By Kirk Robinson, Executive Director, Western Wildlife Conservancy
One thing many people do not realize – including many biologists, I have discovered – is that the Endangered Species Act has two purposes. One is to recover threatened and endangered species to substantial portions of their ranges; and another is to protect the ecosystems upon which threatened and endangered species depend. It’s this second part that many biologists and other folks are not aware of. It is a significant part of the Act, however, because ecosystems are not the same as a species.
Sage grouse collectively are not an ecosystem. But they depend upon sage-brush steppe-type ecosystems, including native bunch grasses, such as we find in parts of Utah and a lot of Wyoming. This type of ecosystem includes a lot more than just sage grouse and sage brush – it includes as well pygmy rabbits and various native grasses, a huge variety of insects and birds and reptiles and mammals, and even fishes. Thus, to conserve the sage grouse is to conserve this greater community of organisms and the watershed that sustains them.

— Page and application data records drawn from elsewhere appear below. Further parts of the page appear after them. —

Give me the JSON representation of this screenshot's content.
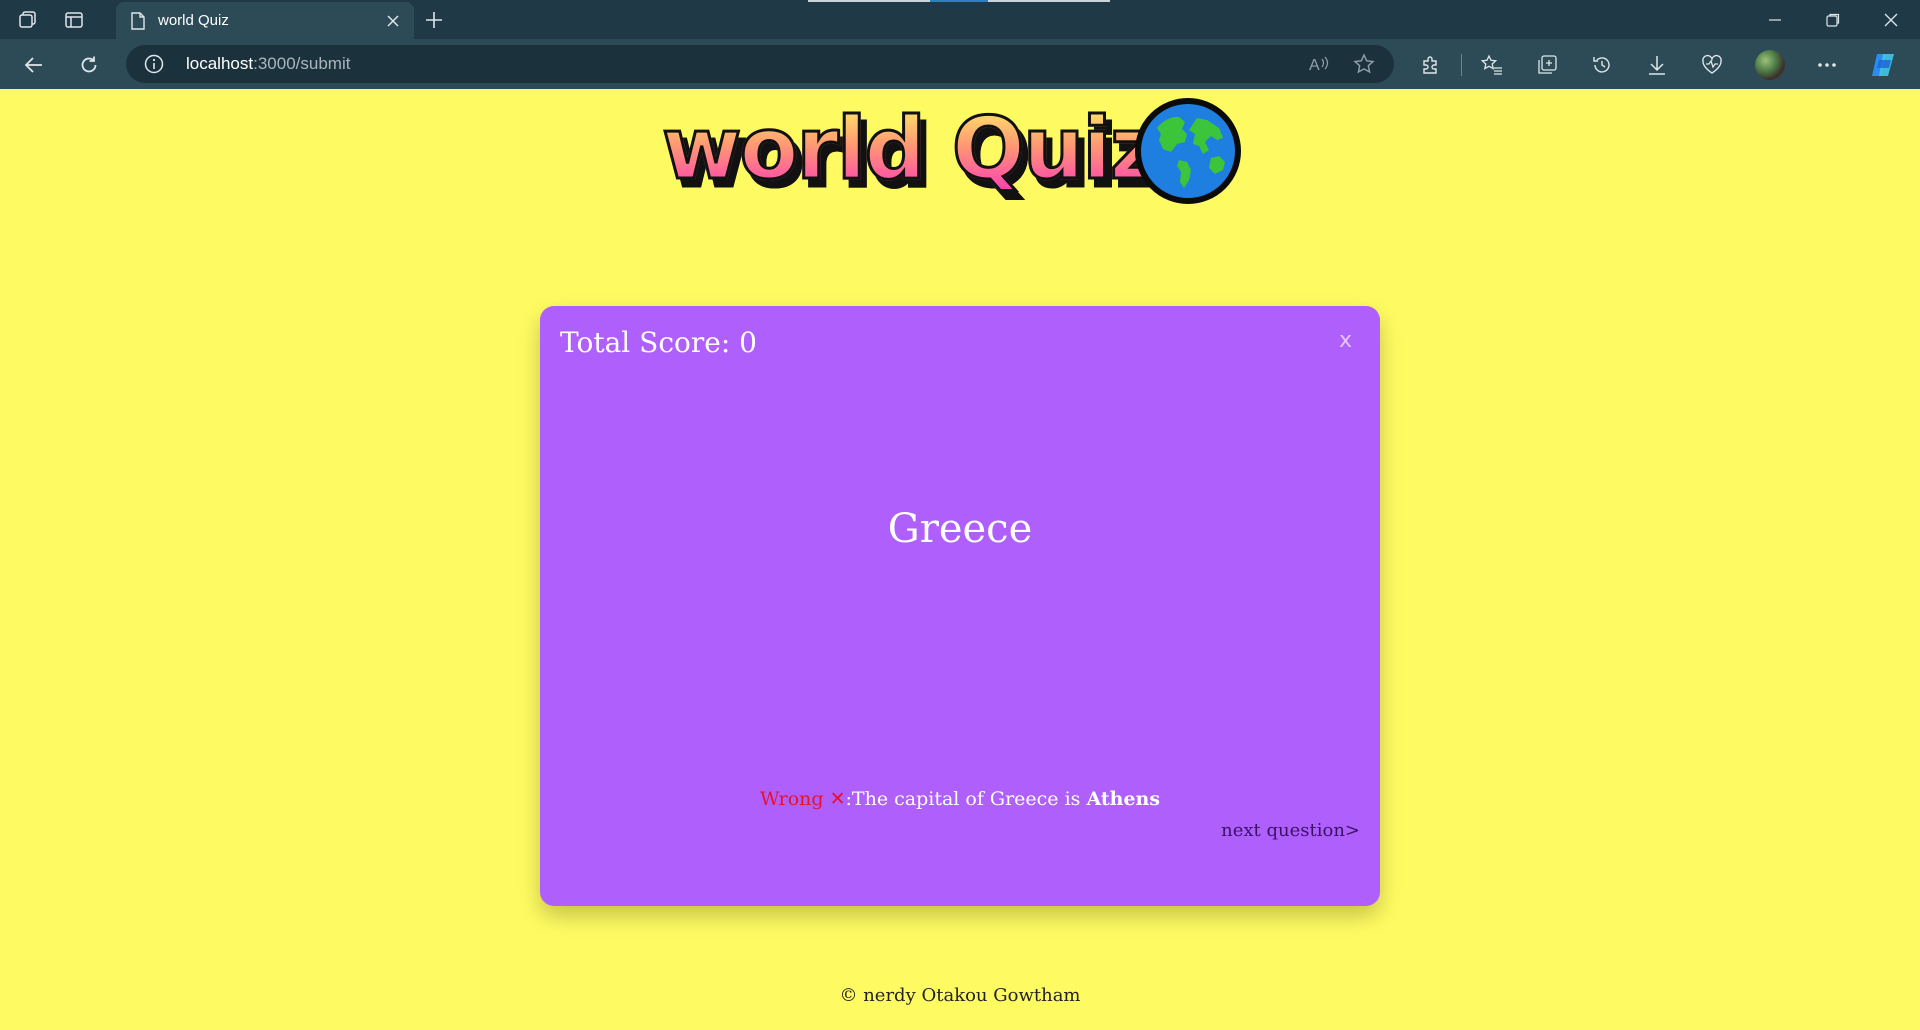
{
  "browser": {
    "tab": {
      "title": "world Quiz"
    },
    "address": {
      "host": "localhost",
      "rest": ":3000/submit"
    }
  },
  "page": {
    "logo_text": "world Quiz",
    "score_label": "Total Score: ",
    "score_value": "0",
    "close_label": "x",
    "country": "Greece",
    "feedback": {
      "wrong_label": "Wrong",
      "wrong_icon": "✕",
      "message": ":The capital of Greece is ",
      "answer": "Athens"
    },
    "next_label": "next question>",
    "footer": "© nerdy Otakou Gowtham"
  },
  "colors": {
    "page_bg": "#FEFB62",
    "card_bg": "#AE5FFC",
    "wrong": "#E8112D"
  }
}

Why are some people – notably lots of Utah politicians (remember the $2 million of your dollars our legislature gave to Ryan Benson to work against sage grouse listing!) – against listing the sage grouse as a threatened species? It’s not because they just don’t like the bird or are by nature malicious.
It’s because they don’t want anything to stand in the way of kinds of kinds of exploitation that would tend to destroy these natural values. This includes oil/gas/coal development, livestock grazing, mining, cutting forests, building dams and motorized recreation. Of course there is nothing inherently wrong with any of these activities, but sometimes they come with heavy costs in terms of habitat/species loss, soil erosion, viewscape degradation, watershed degradation, etc.
Some people are content to accept the losses, even if they are irretrievable, while others (environmentalists and conservationists) are not willing to acquiesce to the demands of unregulated profiteering. We are living through a time when the conflict between these two value systems is increasing to the point that it constitutes both an ecological and a governmental crisis. The editorial addresses this conflict briefly:
New York Times editorial: